Ready? Let’s Talk Reparations
Have we all had a chance to read Ta-Nehisi Coates’s cri de coeur about the historical argument for reparations? If not, take this opportunity to grab a cup of coffee and dive into it. We’ll wait. The piece is well-written and well-argued; you will emerge from it with a much deeper appreciation of the effects of several hundred years of Constitutionally-enshrined, community-enforced, and, up until only a few decades ago, government-supported white supremacy.
Spoiler alert: He isn’t asking us to agree on a dollar figure. He wants America as a country to face up to the facts and have the conversation:
We must imagine a new country. Reparations — by which I mean the full acceptance of our collective biography and its consequences — is the price we must pay to see ourselves squarely. … I believe that wrestling publicly with these questions matters as much as — if not more than — the specific answers that might be produced.

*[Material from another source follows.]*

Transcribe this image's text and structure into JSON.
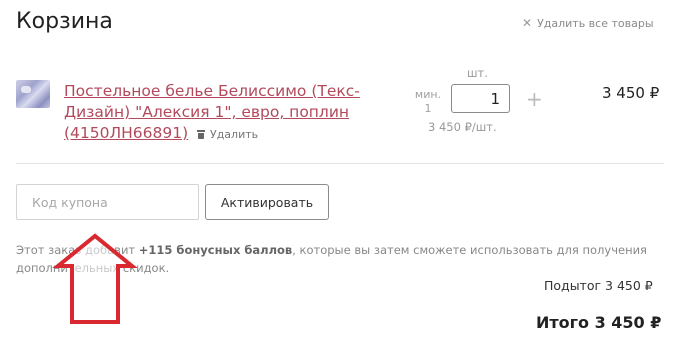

The Internet being what it is, naturally some interesting response pieces have come in and are worth reading in conjunction with TNC’s:
+ A skeptical take from an economist: How much have white Americans benefited from slavery and its legacy?
I would suggest that most living white Americans would be wealthier had this nation not enslaved African-Americans and thus most whites have lost from slavery too, albeit much much less than blacks have lost. For instance it is generally recognized that freer and fairer polities tend to be wealthier for most of their citizens. (We may disagree about what “fair” means for many issues, but slavery and its legacy are obviously unfair.) … Empirically, I do not think whites in slavery-heavy regions have had especially impressive per capita incomes. And a lot of the economic catch-up of the American South came only when the region abandoned Jim Crow.
+ A supportive take from The Forward: The Jewish Case for Reparations
Collective accountability is a cornerstone of Judaism, however, beyond any particularistic commands — I don’t have to employ laborers to share the obligation of building a fair society. “All Israel is responsible one to the other,” we learn in the Talmud; in Leviticus we’re enjoined to remember that “the stranger who resides with you shall be to you as one of your citizens; you shall love him as yourself.” Certain prayers may only be said in community; on Yom Kippur, we seek atonement in the plural. We’re even taught that the coming of Messiah (or the Messianic age) turns on our interconnected behavior.
The structured, institutional, top-down-and-bottom-up nature of American racism laid out in “Reparations” was never the decision of a single person or a group; likewise, the implications and consequences of individual decisions wash along distant shores. As a child growing up in suburban Chicago, did I have anything to do with policies that snared Black families in poverty-wracked city neighborhoods? No — but everything in my adult life stems from the education provided by suburban property taxes (and a constantly growing tax base) from which those families were systemically barred. Even unto the third and fourth generations.
+ A podcast take from the Slate Political Gabfest
Have you encountered other worthwhile responses?
photo via dan4th nicholas